The opening shot of Alfonso Cuarón’s Roma is a self-contained masterpiece—no surprise, considering the mind-boggling opening shots of Children of Men and Gravity, the Oscar-winning director’s two previous features. Here, our focus on a section of elegant floor tiles is interrupted by a wash of water that flows in waves across the floor, a mysterious image that turns out to be a housemaid washing up the exposed entryway at a Mexico City house, a favorite spot for the family dog to do its (apparently prodigious) pooping. As the water accumulates, the image changes, and we can now see the reflection of the sky above the entryway.
The water, the sky, the dog poop—everything will play a role in this intimate yet somehow epic film, which Cuarón has said is based on his childhood memories of Mexico in the early 1970s. The stylish house belongs to an upper-class family whose existence is about to be rocked by the departure of the father, a physician. But our focus is on the family housekeeper, Cleo (played by newcomer Yalitza Aparicio), a young woman of indigenous heritage. Cleo endures a series of trials during the year depicted in Roma, including an unreliable boyfriend, a student demonstration that turns into a massacre, and a personal tragedy that seems almost unbearable. Cleo is alternately befriended and bossed by the family’s mother (Marina de Tavira), but she’s unequivocally adored by the children, and also by the film’s director.
This is that rare “memory film” in which the focus of the memory is not the author himself, and Cleo is more than worthy of our attention. But Cuarón also places her in a series of black-and-white vistas—the interior of the house, a vast rural area, a beach—where the camera glides along in quiet contemplation, as though reminding us of the enormous world around the characters. It’s a little like the outer space of Gravity, actually, where even the intense drama of the heroine’s journey is put into perspective by the immensity of what’s going on around her.
In part because of Aparicio’s warm presence (she was a schoolteacher in training when she auditioned for the film), we stay locked into Cleo’s heroic story, even as Cuarón alludes to Mexico’s political situation or the absurdity of the class system. (If there’s a keener way of mocking the upper classes than showing a household with the stuffed heads of the family dogs mounted on the walls, I can’t think of it offhand.) Although dreamlike in style, this movie doesn’t sentimentalize its story; even after the most bonding of experiences, the family still treats Cleo like a servant.
One doesn’t normally think of a Spanish-language film as an Oscar front-runner, but Roma’s emotional force has been knocking audiences flat since it bowed at the Venice Film Festival three months ago, and it picked up the Best Picture and Best Director prizes from the New York Film Critics last week.
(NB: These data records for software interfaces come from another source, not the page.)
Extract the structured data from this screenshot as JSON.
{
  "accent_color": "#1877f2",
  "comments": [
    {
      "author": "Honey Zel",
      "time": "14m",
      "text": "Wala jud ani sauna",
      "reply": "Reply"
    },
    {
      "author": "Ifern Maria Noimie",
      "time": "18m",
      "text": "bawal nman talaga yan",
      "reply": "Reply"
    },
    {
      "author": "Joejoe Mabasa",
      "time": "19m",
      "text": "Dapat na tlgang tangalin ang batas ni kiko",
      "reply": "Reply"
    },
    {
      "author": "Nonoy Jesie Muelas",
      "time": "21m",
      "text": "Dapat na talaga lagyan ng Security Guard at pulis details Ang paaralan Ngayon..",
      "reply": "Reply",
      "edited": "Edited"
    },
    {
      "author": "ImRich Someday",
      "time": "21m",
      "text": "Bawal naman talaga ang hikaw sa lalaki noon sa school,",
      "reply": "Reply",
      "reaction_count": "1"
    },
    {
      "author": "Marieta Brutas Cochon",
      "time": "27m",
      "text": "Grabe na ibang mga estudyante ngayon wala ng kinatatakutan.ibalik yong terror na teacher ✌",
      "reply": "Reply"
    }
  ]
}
See the film, and you’ll understand the reaction. The way Cuarón accumulates details—the jumble of clothes drying on a roof, a broken jug after a New Year’s toast, the ubiquity of the Jesus Christ Superstar soundtrack in 1971—builds an elemental power, and eventually Roma comes to feel very large indeed, like the sea, or the sky.